If you are Rh-negative and have not formed any anti-Rh antibodies, you will receive an injection of “Anti-D” at 28 and 34 weeks and then after birth if baby is Rh positive. This aims to reduce the chance of the present baby and especially future babies being affected by serious Rh blood problems.
If you have been found to have Streptococcus Group B in your vagina during the pregnancy, you will be offered intravenous antibiotic during your labour. This crosses the placenta and helps to protect the baby from developing a serious infection after delivery. An antibiotic injection is routinely given through the IV drip during caesarean delivery to reduce the chance of postoperative infection in the mother.
Dr Howland and team are very pro-vaccination, so we will recommend immunisations for mum, dad, family and baby when they are born.
Mum: influenza, whooping cough (given @ 23-34 weeks in evey pregnancy for free at your GP), Hep B and Rubella (if required, after birth)
Dad & close family: influenza & Boostrix (includes whooping cough, diphtheria and tetanus. Lasts 10 years)
Baby at birth: Vitamin K and Hep B
If you have a high risk of premature labour (history or short cervix at 20+ weeks), you will be offered progesterone pessaries to insert in your vagina. You may also need a suture to hold your cervix closed.
If you seem very likely to delivery by any route before 34 weeks, you will be offered steroid injections before delivery to improve your baby’s lung function to a safe level. This is 2 doses of betamethasone day apart.
If you have an elective caesarean delivery before 38 weeks + 4 days, the paediatricians request that you have a steroid injection before the delivery. This appears to reduce the chance of breathing problems in the baby from about 1:6 to 1:30.
Babies born by caesarean operation may miss out on receiving “good” bacteria from their mother’s vagina at delivery. This is thought to increase the risk of allergies and toxic bowel problems in young babies. A probiotic with a mix of bacteria can be given to the baby after birth to give the baby best protection. These are available at pharmacies.
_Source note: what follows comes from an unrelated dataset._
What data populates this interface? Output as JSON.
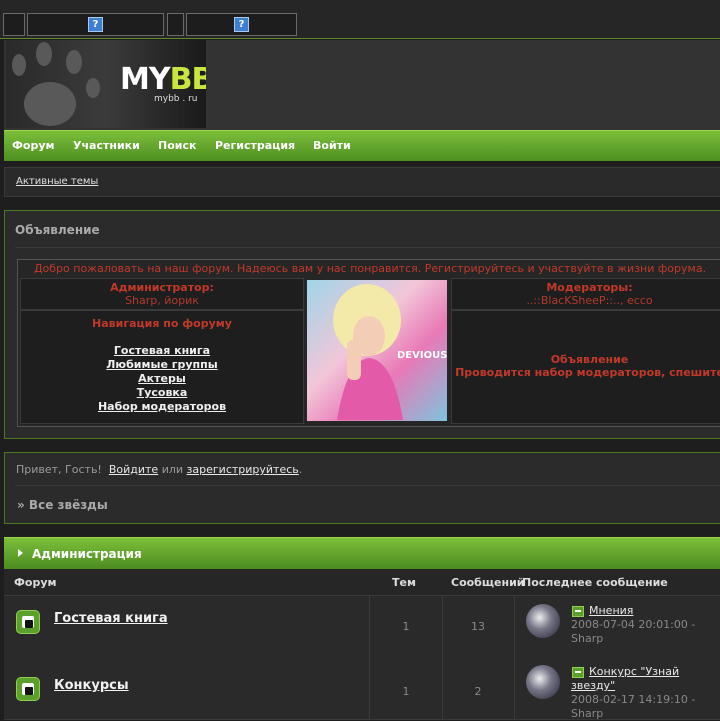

Dry capsules are better the refrigerated liquid preparations.
Postnatally after a caesarean delivery or if antibiotics are given, probiotics for the mother reduce the incidence of mastitis and other infections.